Your independent source for Harvard news since 1898

Alumni

"Mr. Clean Vegetables John"

May-June 2010

John Berlow with fellow residents of the Vietnam Friendship Village

John Berlow with fellow residents of the Vietnam Friendship Village

Courtesy of John Berlow

Berlow helped establish the Organic Gardening Project at Vietnam Friendship Village

Berlow helped establish the Organic Gardening Project at Vietnam Friendship Village

Courtesy of John Berlow

Expelled from Harvard in 1969 for participating in the University Hall takeover, John Berlow ’71 traveled the world, living in Israel, Canada, and West Africa. But he did not go to Vietnam until 2000. “In ’69 I was an angry young man,” he says. “I am not very young or very angry now, but I still feel impassioned, and Vietnam has become my home. It was important to me then and still is.”

In 2002, he began teaching English at the Vietnam Friendship Village, near Hanoi, which houses military veterans and young people with mental deficiencies caused by Agent Orange, the herbicide used by the U.S. army in the Vietnam War. There he was struck by the lack of easy access to fruits and vegetables free of pesticide residue, and saw a need for environmentally sensitive development in the area. 

He also met Vuong Ngoc Quang, one of the few local farmers who spoke English, who helped him learn Vietnamese. Berlow was impressed by Quang’s agricultural expertise and shared his ideas for healthier crops. Together they started the Organic Gardening Project in 2005 to plant gardens and orchards that would provide uncontaminated produce for residents and staff at the Friendship Village. Their efforts attracted support from volunteers and donors as well as media attention: a Hanoi TV special on the project dubbed Berlow “Mr. Clean Vegetables John.”

This initial success encouraged Berlow, who had an agro-forestry plan of larger scope in mind. Through the Green Vietnam Project, he aims to promote peace, reduce poverty, and protect and improve the environment, in part by planting three million trees to commemorate the Vietnamese who died in the war. The project, he believes, “can address this continuing pain I feel about the war, and that others feel and should feel, and the concern--and concern is too weak a word--for the environmental catastrophes that loom.”

In Tuyen Quang Province, where the slash-and-burn practices of local cassava farmers have depleted both soil and water, Berlow and Quang have created a model fruit farm that is better for the environment and more profitable as well. Their goal is to provide a few hundred trees for each interested farming community to start with, but even then, it will take three to four years for the trees to start bearing. Berlow had received donations from individuals, including classmates, and from the Canada Fund, but he knew he would need more financial support.
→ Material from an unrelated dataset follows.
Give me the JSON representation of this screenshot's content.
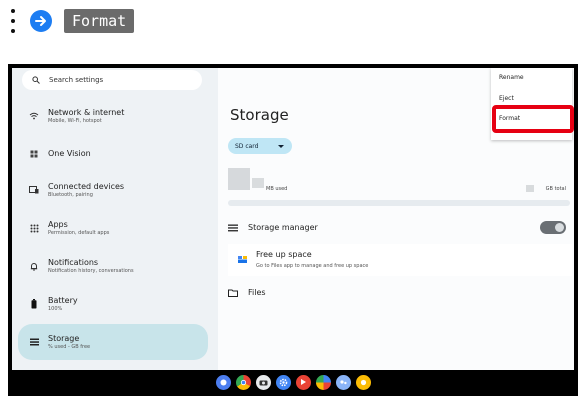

Happily, one of his freshman roommates managed the class of ’71’s independent listserv; this reconnection with Harvard prompted the suggestion that the Green Vietnam Project become a class-gift alternative (http://hr71.wikidot.com/green-vietnam). Helped by several classmates who are now co-directors of the project, Berlow is turning his vision into an official nonprofit organization. 
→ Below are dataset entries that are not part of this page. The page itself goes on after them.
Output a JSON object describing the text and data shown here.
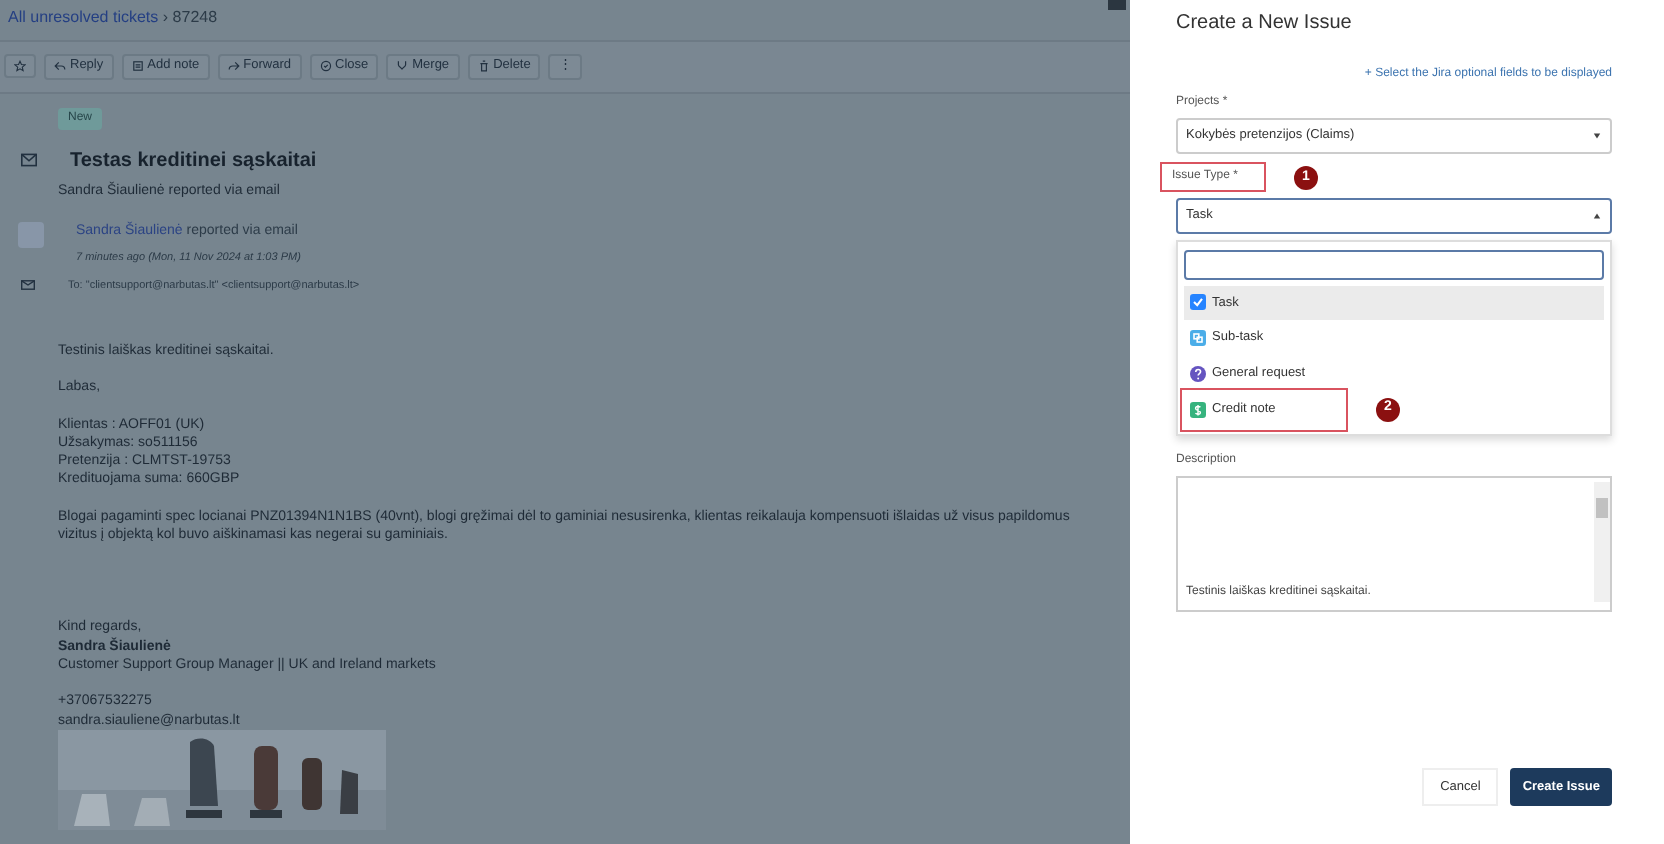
{
  "breadcrumb": {
    "link": "All unresolved tickets",
    "separator": "›",
    "current": "87248"
  },
  "toolbar": [
    "Reply",
    "Add note",
    "Forward",
    "Close",
    "Merge",
    "Delete",
    "⋮"
  ],
  "status_badge": "New",
  "ticket": {
    "title": "Testas kreditinei sąskaitai",
    "requester": "Sandra Šiaulienė",
    "requester_note": "reported via email"
  },
  "message": {
    "sender": "Sandra Šiaulienė",
    "via": "reported via email",
    "time": "7 minutes ago (Mon, 11 Nov 2024 at 1:03 PM)",
    "to": "To: \"clientsupport@narbutas.lt\" <clientsupport@narbutas.lt>",
    "paragraphs": [
      [
        "Testinis laiškas kreditinei sąskaitai."
      ],
      [
        "Labas,"
      ],
      [
        "Klientas : AOFF01 (UK)",
        "Užsakymas: so511156",
        "Pretenzija : CLMTST-19753",
        "Kredituojama suma: 660GBP"
      ],
      [
        "Blogai pagaminti spec locianai PNZ01394N1N1BS (40vnt), blogi gręžimai dėl to gaminiai nesusirenka, klientas reikalauja kompensuoti išlaidas už visus papildomus vizitus į objektą kol buvo aiškinamasi kas negerai su gaminiais."
      ]
    ],
    "signature": {
      "closing": "Kind regards,",
      "name": "Sandra Šiaulienė",
      "role": "Customer Support Group Manager || UK and Ireland markets",
      "phone": "+37067532275",
      "email": "sandra.siauliene@narbutas.lt"
    },
    "attachment": {
      "kind": "picture"
    }
  },
  "panel": {
    "title": "Create a New Issue",
    "optional_link": "+ Select the Jira optional fields to be displayed",
    "project": {
      "label": "Projects *",
      "value": "Kokybės pretenzijos (Claims)"
    },
    "issue_type": {
      "label": "Issue Type *",
      "annotation": "1",
      "value": "Task",
      "expanded": true,
      "options": [
        {
          "label": "Task",
          "kind": "task",
          "color": "#2684ff",
          "selected": true
        },
        {
          "label": "Sub-task",
          "kind": "subtask",
          "color": "#4bade8",
          "selected": false
        },
        {
          "label": "General request",
          "kind": "request",
          "color": "#6554c0",
          "selected": false
        },
        {
          "label": "Credit note",
          "kind": "credit",
          "color": "#36b37e",
          "selected": false,
          "annotation": "2"
        }
      ]
    },
    "description": {
      "label": "Description",
      "value": "Testinis laiškas kreditinei sąskaitai."
    },
    "buttons": [
      {
        "label": "Cancel",
        "kind": "secondary"
      },
      {
        "label": "Create Issue",
        "kind": "primary"
      }
    ]
  }
}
Working in Vietnam much of the year, he is also realizing his dream of doing something closer to nature. “My grandma told me about growing up in a village in Ukraine and living under a thatched roof,” he says. “Now in Vietnam I live under a thatched roof...There’s a sense of rightness.”